Your goal: Search the entries for the word "replies" and copy each line that has it.
[Start of Attachment]
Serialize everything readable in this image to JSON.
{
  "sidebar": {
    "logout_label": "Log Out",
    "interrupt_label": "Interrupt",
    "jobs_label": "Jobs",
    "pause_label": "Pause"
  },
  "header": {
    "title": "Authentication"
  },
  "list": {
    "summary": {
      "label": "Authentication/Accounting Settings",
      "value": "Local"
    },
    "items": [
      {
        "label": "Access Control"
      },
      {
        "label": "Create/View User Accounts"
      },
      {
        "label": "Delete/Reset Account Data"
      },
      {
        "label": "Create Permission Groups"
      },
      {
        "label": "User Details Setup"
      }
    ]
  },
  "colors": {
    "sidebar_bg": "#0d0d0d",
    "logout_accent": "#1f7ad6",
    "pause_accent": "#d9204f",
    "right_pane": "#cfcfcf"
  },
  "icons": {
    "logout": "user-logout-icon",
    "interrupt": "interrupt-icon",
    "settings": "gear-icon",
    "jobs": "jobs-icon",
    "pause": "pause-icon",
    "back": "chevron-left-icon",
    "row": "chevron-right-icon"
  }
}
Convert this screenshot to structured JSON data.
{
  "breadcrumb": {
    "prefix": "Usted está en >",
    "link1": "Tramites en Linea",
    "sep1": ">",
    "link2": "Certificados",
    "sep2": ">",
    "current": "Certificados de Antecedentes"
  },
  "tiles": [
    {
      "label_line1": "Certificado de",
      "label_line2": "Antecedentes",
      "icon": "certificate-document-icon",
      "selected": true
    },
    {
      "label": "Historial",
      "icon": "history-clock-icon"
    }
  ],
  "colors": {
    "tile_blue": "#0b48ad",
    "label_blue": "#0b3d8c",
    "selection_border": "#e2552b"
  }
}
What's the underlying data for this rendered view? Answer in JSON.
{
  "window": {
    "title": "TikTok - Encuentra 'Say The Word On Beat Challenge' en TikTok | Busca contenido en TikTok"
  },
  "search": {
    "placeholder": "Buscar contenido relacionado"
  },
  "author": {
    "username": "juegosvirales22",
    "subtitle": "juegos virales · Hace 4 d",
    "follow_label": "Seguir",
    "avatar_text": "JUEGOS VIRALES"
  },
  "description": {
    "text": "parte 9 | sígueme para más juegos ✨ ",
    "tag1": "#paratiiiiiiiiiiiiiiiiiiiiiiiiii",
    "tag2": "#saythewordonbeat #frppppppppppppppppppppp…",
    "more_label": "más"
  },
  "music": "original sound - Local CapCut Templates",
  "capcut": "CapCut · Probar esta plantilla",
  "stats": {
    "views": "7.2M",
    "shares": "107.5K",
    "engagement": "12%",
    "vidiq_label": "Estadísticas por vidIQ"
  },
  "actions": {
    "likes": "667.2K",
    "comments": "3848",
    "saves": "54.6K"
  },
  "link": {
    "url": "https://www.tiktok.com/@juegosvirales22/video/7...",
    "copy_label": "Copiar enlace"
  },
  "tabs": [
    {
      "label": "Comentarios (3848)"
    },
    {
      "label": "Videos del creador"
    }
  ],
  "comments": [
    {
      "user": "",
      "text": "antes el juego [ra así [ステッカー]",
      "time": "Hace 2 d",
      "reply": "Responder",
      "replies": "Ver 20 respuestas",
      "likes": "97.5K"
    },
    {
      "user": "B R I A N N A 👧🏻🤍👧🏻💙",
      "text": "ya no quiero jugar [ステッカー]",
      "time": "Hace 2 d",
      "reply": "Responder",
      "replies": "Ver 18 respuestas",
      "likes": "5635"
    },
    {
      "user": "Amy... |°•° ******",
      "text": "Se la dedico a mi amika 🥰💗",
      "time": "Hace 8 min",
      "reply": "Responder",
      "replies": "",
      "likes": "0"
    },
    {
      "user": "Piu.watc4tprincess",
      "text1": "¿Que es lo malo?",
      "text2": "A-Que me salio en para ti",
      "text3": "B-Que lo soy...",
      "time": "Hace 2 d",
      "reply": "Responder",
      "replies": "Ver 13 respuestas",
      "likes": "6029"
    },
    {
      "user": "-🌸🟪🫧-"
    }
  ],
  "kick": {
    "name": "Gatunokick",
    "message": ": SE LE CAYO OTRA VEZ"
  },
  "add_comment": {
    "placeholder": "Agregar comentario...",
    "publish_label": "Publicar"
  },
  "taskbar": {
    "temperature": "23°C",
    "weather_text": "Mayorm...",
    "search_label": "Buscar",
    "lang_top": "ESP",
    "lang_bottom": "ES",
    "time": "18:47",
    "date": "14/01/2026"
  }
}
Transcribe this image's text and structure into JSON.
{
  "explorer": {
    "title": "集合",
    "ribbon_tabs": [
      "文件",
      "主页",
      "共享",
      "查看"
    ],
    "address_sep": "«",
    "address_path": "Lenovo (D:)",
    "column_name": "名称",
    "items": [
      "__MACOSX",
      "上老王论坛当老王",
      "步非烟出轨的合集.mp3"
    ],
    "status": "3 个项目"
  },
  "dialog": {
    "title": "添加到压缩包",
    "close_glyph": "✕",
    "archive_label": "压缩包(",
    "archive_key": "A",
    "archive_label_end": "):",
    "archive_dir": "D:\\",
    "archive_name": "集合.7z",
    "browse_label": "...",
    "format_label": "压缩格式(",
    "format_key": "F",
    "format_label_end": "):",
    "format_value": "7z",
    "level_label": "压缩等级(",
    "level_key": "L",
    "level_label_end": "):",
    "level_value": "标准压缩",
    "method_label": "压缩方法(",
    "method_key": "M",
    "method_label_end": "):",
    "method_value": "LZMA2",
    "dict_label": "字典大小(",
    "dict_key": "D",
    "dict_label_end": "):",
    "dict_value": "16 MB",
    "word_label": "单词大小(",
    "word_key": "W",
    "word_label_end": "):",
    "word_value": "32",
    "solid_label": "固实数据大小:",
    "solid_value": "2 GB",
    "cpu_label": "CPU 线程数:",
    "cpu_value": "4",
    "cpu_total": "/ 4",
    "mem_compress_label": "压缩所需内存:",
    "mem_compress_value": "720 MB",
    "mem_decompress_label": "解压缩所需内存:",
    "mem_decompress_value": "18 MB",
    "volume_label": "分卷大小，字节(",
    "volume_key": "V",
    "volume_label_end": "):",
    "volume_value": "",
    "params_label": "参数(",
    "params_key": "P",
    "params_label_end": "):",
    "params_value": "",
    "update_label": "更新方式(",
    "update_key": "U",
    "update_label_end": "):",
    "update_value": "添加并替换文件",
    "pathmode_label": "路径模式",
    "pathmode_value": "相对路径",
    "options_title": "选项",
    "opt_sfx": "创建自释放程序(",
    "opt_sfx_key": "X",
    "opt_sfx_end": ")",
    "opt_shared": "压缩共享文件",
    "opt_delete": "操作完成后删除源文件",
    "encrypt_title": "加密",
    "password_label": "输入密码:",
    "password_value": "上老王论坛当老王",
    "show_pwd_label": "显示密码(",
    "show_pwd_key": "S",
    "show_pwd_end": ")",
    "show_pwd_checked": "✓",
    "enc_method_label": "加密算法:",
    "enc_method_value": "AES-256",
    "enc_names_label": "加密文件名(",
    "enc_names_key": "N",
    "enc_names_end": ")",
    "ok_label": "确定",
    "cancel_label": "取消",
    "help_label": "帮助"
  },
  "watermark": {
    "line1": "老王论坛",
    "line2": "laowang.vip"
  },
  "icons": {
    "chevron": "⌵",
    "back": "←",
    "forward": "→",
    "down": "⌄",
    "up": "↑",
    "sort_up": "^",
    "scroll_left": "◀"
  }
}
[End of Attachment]
Result for this task:
      "replies": "Ver 20 respuestas",
      "replies": "Ver 18 respuestas",
      "replies": "",
      "replies": "Ver 13 respuestas",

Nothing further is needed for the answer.